Survey Reveals More Epilepsy Patients Use Medicinal Cannabis -- What Does This Mean for Cannabis Research?
2017 looks promising for medicinal cannabis as a new survey shows that a majority of epilepsy patients turn to medical marijuana to properly manage their epileptic seizures. Will this finally pave the way for more research on the substance?
A nationwide survey by Epilepsy Action Australia Study, in cooperation with the Lambert Initiative at the University of Sydney, asked 976 respondents regarding cannabis use of people with epilepsy, its benefits and the reasons for using marijuana, The Guardian reports.
Survey results showed that a high percentage of the respondents actually turn to medical marijuana because it can elicit "more favorable" side effects compared prescription drugs that contain anti-epileptic effects.

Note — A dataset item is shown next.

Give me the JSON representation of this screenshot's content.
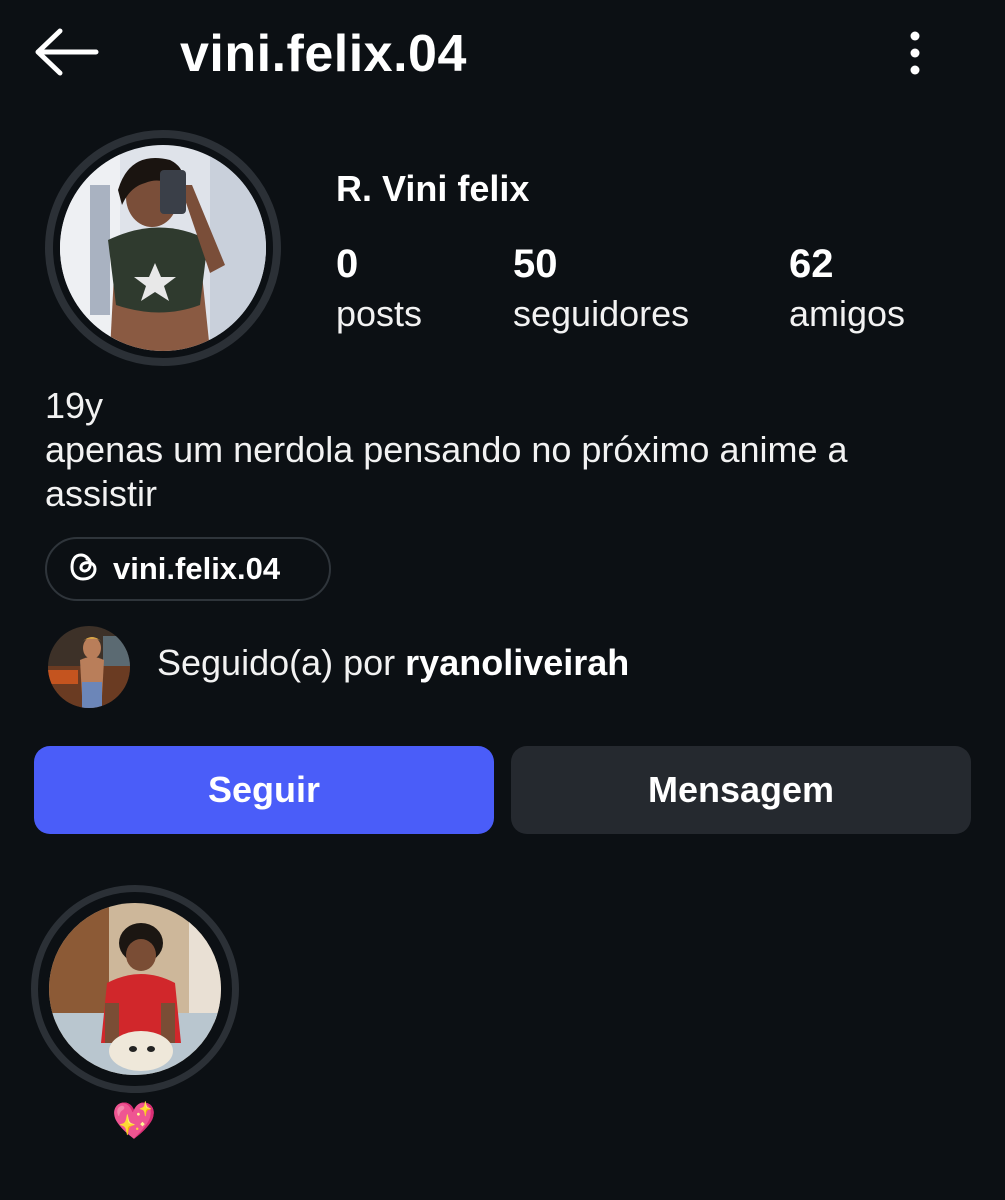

In fact, the survey found that 14 percent of people with epilepsy use cannabis, 90 percent of which are adults and 71 percent are children who reported success in seizure management.

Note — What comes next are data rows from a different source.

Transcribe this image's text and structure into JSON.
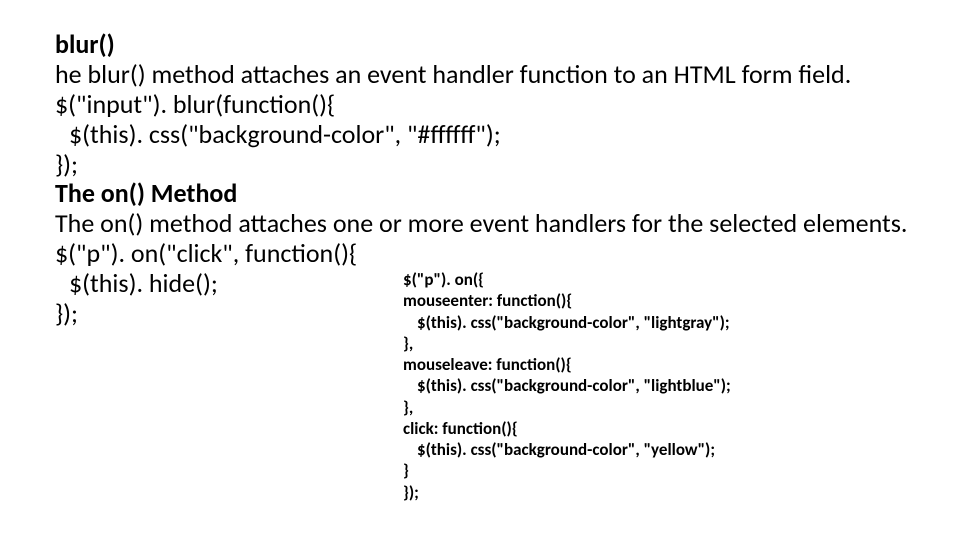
{
  "main": {
    "heading1": "blur()",
    "desc1": "he blur() method attaches an event handler function to an HTML form field.",
    "code1_l1": "$(\"input\"). blur(function(){",
    "code1_l2": "$(this). css(\"background-color\", \"#ffffff\");",
    "code1_l3": "});",
    "heading2": "The on() Method",
    "desc2": "The on() method attaches one or more event handlers for the selected elements.",
    "code2_l1": "$(\"p\"). on(\"click\", function(){",
    "code2_l2": "$(this). hide();",
    "code2_l3": "});"
  },
  "side": {
    "l1": "$(\"p\"). on({",
    "l2a": "mouseenter: ",
    "l2b": "function(){",
    "l3": "$(this). css(\"background-color\", \"lightgray\");",
    "l4": "},",
    "l5a": "mouseleave: ",
    "l5b": "function(){",
    "l6": "$(this). css(\"background-color\", \"lightblue\");",
    "l7": "},",
    "l8a": "click: ",
    "l8b": "function(){",
    "l9": "$(this). css(\"background-color\", \"yellow\");",
    "l10": "}",
    "l11": "});"
  }
}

Anastasia Suraeve, lead author of the study from the Lambert Initiative, said this means the medical community cannot simply ignore the fact that a lot of people are turning to cannabis-based products in Australia.

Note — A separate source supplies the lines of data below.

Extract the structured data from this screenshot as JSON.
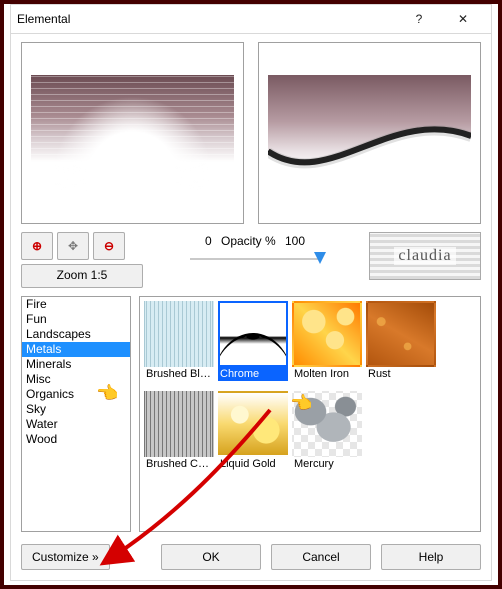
{
  "window": {
    "title": "Elemental"
  },
  "zoom": {
    "label": "Zoom 1:5"
  },
  "opacity": {
    "min": "0",
    "label": "Opacity %",
    "max": "100",
    "value_pct": 100
  },
  "brand": {
    "label": "claudia"
  },
  "categories": [
    {
      "label": "Fire"
    },
    {
      "label": "Fun"
    },
    {
      "label": "Landscapes"
    },
    {
      "label": "Metals",
      "selected": true
    },
    {
      "label": "Minerals"
    },
    {
      "label": "Misc"
    },
    {
      "label": "Organics"
    },
    {
      "label": "Sky"
    },
    {
      "label": "Water"
    },
    {
      "label": "Wood"
    }
  ],
  "thumbs": [
    {
      "label": "Brushed Blu...",
      "cls": "p-brushblue"
    },
    {
      "label": "Chrome",
      "cls": "p-chrome",
      "selected": true
    },
    {
      "label": "Molten Iron",
      "cls": "p-molten"
    },
    {
      "label": "Rust",
      "cls": "p-rust"
    },
    {
      "label": "Brushed Col...",
      "cls": "p-brushcol"
    },
    {
      "label": "Liquid Gold",
      "cls": "p-gold"
    },
    {
      "label": "Mercury",
      "cls": "p-mercury"
    }
  ],
  "buttons": {
    "customize": "Customize   »",
    "ok": "OK",
    "cancel": "Cancel",
    "help": "Help"
  },
  "icons": {
    "help": "?",
    "close": "✕",
    "zoomin": "⊕",
    "pan": "✥",
    "zoomout": "⊖"
  }
}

This may be an indication that it's "high" time to conduct more systematic studies in order to fully assess the effects of medicinal cannabis to people with epilepsy. Suraeve added that the survey shows that Australians are starting to look into the benefits of medical cannabis in epilepsy.
However, there's not much support from the government in the field of cannabis research or the legalization of marijuana itself. This means that future studies on medical marijuana will not be subsidized by the government and will be shouldered by institutions, just like in 2015 when grandparents of a girl suffering from epilepsy donated $33 million to the University of Sydney to conduct studies, The Guardian reports.